Castletown and Slieve Bloom have become the latest clubs to join forces for 2011 after both confirmed they will be amalgamating for football and hurling.
Slieve Bloom held their AGM on Sunday where the motion was passed without objection, and a special meeting of Castletown was arranged for later that day, where they also rubberstamped their involvement in the merger. The clubs will now field hurling teams under the name of Castletown-Slieve Bloom at Senior, Junior 'A' and Junior 'B' grades, while they will also compete in the Junior 'C' football championship as Slieve Bloom-Castletown.
It is believed there will be an intitial two year trial period, after which it will be decided to either continue with the project or else revert back to the original model. The Shamrocks team which the clubs fielded together for football purposes has been disbanded. The new club will also field teams in the 'A' grades for minor and U-21 hurling, and at the 'B' grade in minor and U-21 football.
Speaking of the amalgamation, Slieve Bloom secretary John Paul Campion admitted it was the desired move for both clubs. "There has been a lot of goodwill on both sides, we both wanted to make it work. We've had four meetings since the middle of December."
With emigration hitting the parish hard, Campion pointed out that without the clubs making this move, Slieve Bloom would have been left on a downward spiral. "We were looking at the situation this year where we would have asked to be re-graded to Junior B.
"Even at that, we might not have been able to field a team, so we felt that rather than taking a backwards step it would be best for everyone if the clubs joined up."
The initial idea for the amalgamation came from Naomh Eamann, the juvenile club which both clubs fielded together for the last number of years. They wrote to both senior clubs last Autumn asking them to investigate the possibility of a full merger of the clubs at adult level, so the juvenile players could continue to play together through all grades.
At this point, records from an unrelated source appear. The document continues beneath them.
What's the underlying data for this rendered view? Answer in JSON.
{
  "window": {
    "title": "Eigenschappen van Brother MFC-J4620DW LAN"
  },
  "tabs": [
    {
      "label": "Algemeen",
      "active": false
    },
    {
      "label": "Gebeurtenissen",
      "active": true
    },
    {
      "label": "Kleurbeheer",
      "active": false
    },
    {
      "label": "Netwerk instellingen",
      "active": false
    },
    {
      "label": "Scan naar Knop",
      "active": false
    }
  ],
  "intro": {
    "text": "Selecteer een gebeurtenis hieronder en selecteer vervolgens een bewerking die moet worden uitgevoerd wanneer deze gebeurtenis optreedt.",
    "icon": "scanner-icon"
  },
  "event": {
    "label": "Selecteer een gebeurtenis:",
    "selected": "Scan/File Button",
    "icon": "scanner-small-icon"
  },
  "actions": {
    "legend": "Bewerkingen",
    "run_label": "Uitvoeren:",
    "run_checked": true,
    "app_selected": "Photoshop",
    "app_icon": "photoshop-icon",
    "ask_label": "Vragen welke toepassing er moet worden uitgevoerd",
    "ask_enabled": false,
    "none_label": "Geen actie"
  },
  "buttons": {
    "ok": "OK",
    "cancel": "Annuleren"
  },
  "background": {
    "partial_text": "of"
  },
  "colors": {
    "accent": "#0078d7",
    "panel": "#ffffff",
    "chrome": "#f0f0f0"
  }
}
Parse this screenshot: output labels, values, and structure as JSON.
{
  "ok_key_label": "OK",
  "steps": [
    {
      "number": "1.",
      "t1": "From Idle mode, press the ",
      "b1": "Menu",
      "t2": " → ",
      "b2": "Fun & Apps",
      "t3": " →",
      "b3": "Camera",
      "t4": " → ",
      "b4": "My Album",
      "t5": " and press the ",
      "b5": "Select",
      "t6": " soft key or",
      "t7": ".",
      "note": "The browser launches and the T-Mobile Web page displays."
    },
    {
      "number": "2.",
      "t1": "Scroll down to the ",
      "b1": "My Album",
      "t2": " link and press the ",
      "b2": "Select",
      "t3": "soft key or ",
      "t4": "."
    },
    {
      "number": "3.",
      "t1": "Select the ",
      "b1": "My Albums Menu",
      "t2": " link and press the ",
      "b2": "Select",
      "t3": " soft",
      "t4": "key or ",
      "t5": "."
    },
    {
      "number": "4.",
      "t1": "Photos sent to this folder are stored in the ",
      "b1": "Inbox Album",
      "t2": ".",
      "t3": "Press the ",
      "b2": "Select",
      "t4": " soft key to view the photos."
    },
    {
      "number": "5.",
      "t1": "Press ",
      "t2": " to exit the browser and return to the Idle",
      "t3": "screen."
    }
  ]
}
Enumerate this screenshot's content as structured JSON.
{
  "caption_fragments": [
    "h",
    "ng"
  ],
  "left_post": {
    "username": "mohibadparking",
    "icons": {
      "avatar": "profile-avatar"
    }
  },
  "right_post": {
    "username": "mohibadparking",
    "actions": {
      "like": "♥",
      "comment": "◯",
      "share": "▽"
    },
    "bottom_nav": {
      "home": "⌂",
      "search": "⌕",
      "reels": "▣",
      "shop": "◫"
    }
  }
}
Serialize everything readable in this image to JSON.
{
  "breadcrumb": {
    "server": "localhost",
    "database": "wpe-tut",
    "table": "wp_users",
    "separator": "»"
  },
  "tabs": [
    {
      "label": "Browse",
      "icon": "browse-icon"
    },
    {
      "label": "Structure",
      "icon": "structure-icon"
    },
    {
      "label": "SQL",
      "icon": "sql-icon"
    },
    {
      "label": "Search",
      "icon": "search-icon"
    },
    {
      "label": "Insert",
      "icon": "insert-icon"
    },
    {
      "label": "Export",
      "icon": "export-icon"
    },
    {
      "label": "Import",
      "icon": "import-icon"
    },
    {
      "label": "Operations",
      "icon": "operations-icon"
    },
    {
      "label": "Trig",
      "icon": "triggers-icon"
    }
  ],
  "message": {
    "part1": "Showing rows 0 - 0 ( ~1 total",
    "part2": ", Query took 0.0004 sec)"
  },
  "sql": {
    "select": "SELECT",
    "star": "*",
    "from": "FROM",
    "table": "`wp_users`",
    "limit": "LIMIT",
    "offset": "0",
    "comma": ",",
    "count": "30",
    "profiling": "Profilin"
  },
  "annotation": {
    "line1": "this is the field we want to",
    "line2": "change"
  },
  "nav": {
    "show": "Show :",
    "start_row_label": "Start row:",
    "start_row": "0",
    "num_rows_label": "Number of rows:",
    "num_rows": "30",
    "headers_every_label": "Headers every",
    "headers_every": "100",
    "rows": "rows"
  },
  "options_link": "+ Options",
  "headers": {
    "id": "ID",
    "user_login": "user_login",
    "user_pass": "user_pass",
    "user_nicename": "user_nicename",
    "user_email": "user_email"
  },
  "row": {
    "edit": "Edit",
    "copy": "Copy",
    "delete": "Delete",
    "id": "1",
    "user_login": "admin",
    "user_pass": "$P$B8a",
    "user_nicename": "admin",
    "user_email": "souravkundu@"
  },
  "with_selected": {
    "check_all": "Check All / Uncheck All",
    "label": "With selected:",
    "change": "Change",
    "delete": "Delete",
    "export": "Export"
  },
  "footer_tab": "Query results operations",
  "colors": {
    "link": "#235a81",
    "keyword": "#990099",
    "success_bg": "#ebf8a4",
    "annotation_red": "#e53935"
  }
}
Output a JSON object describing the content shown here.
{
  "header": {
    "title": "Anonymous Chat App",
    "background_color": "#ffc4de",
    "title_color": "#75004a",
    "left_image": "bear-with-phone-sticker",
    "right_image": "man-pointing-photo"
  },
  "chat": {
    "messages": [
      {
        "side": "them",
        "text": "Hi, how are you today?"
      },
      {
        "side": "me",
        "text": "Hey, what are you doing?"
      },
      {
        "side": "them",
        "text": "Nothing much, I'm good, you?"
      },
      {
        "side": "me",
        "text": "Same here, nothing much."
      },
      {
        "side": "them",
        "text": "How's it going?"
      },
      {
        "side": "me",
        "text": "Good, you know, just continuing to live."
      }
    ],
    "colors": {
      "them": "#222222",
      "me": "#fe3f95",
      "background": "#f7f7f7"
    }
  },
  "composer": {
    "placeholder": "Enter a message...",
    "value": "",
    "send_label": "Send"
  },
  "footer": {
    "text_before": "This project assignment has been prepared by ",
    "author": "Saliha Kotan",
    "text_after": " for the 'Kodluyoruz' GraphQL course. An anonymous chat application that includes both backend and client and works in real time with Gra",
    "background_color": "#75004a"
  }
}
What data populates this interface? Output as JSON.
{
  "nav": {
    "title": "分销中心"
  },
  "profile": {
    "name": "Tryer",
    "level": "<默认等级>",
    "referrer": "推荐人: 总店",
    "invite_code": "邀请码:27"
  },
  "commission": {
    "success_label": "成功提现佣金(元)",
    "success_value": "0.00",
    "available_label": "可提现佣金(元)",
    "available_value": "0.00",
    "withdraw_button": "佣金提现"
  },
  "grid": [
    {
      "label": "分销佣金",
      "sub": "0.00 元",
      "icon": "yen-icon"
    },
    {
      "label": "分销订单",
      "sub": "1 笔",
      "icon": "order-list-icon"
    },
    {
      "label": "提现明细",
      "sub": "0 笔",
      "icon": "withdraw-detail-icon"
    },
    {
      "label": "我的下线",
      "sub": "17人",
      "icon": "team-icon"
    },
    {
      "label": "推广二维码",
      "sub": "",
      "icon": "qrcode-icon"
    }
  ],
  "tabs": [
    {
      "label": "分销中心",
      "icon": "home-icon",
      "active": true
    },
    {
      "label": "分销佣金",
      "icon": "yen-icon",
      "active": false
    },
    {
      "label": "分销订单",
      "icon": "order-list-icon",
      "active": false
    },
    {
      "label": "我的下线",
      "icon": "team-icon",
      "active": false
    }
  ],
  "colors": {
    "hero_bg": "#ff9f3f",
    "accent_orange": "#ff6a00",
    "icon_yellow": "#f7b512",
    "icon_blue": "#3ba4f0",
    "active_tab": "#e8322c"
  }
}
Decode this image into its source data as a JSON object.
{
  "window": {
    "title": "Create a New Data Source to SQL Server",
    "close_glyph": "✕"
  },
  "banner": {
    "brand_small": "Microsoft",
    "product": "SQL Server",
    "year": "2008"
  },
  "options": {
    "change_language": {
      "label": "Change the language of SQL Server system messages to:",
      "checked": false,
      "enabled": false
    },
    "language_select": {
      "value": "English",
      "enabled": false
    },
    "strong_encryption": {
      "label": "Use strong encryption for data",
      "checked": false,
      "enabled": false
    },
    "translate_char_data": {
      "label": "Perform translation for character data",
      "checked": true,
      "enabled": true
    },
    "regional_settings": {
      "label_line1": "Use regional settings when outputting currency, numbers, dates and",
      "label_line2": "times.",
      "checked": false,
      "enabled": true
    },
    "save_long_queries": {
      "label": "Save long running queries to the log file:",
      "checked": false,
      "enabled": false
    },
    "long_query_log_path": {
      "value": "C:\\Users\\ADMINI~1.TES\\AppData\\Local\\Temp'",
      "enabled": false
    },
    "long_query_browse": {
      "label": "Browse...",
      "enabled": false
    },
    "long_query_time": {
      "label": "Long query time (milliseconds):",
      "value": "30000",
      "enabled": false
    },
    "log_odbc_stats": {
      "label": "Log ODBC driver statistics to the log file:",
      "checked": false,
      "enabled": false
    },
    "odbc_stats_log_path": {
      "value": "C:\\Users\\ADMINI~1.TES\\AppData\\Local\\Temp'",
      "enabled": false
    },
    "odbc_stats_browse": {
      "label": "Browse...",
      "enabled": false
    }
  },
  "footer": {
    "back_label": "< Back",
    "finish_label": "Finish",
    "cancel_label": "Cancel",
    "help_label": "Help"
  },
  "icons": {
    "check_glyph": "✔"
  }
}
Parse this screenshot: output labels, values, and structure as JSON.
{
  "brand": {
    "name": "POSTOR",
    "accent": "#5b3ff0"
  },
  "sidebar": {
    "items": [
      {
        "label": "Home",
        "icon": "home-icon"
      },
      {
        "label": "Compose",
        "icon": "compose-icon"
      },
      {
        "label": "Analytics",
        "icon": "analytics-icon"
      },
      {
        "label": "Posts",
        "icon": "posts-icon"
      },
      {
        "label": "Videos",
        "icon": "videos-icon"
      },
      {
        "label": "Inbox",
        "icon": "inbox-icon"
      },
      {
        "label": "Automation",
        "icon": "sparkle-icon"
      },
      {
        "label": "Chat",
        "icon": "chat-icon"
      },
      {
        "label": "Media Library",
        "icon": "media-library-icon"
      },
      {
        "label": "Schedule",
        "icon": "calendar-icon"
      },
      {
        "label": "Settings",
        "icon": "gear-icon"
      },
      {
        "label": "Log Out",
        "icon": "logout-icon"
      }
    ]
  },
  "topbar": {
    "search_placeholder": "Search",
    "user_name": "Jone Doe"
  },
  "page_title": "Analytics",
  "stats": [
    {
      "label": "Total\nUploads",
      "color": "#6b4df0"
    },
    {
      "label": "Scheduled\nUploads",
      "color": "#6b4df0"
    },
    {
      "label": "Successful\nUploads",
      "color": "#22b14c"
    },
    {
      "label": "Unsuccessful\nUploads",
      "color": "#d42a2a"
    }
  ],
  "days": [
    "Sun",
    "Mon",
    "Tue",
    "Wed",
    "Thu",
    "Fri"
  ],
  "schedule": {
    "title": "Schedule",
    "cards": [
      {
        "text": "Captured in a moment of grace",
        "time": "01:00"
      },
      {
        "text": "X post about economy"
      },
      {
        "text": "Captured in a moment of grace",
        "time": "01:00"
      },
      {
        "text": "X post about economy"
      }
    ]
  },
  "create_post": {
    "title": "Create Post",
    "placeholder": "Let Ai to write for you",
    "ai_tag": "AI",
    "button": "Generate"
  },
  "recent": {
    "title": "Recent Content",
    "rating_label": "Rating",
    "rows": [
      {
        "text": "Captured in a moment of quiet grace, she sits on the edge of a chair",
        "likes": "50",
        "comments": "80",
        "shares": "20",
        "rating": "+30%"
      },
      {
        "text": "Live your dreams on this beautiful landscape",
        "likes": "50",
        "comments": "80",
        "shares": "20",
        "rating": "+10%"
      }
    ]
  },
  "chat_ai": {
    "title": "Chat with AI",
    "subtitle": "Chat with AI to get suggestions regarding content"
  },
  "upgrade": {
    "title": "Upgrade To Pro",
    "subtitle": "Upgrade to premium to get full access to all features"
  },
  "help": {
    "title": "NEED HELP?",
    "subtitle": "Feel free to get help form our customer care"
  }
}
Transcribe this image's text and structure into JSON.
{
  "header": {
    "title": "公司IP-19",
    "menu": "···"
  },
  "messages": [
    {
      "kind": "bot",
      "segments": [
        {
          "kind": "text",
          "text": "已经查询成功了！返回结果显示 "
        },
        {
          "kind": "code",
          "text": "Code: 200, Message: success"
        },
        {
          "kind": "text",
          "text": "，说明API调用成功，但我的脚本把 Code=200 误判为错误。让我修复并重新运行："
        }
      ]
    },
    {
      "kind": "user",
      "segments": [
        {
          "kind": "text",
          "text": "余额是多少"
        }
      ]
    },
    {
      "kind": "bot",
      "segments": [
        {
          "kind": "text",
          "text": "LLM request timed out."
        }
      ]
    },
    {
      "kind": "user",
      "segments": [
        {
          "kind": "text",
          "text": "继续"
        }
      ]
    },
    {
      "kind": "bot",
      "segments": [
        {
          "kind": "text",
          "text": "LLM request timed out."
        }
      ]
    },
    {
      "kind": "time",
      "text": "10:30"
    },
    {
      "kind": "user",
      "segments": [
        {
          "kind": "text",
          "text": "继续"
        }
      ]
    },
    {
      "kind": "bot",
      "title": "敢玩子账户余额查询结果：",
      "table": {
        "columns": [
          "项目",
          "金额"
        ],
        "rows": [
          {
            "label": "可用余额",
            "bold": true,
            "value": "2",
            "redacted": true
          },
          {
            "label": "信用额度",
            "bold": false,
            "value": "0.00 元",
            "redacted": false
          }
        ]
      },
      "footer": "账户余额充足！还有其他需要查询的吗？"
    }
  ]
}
While predominantly a hurling area, Campion also admitted there was some hope that progress could also be made in football in the future. "There wasn't much time for football before, but with all the players training for hurling on the same nights now, there might be more time for football.
"We've been in two finals in the last two years with hardly any training done, so hopefully we can do a bit more now."
Castletown made it to the quarter-finals of the Laois SHC last year, while Slieve Bloom exited the JHC at the group stages.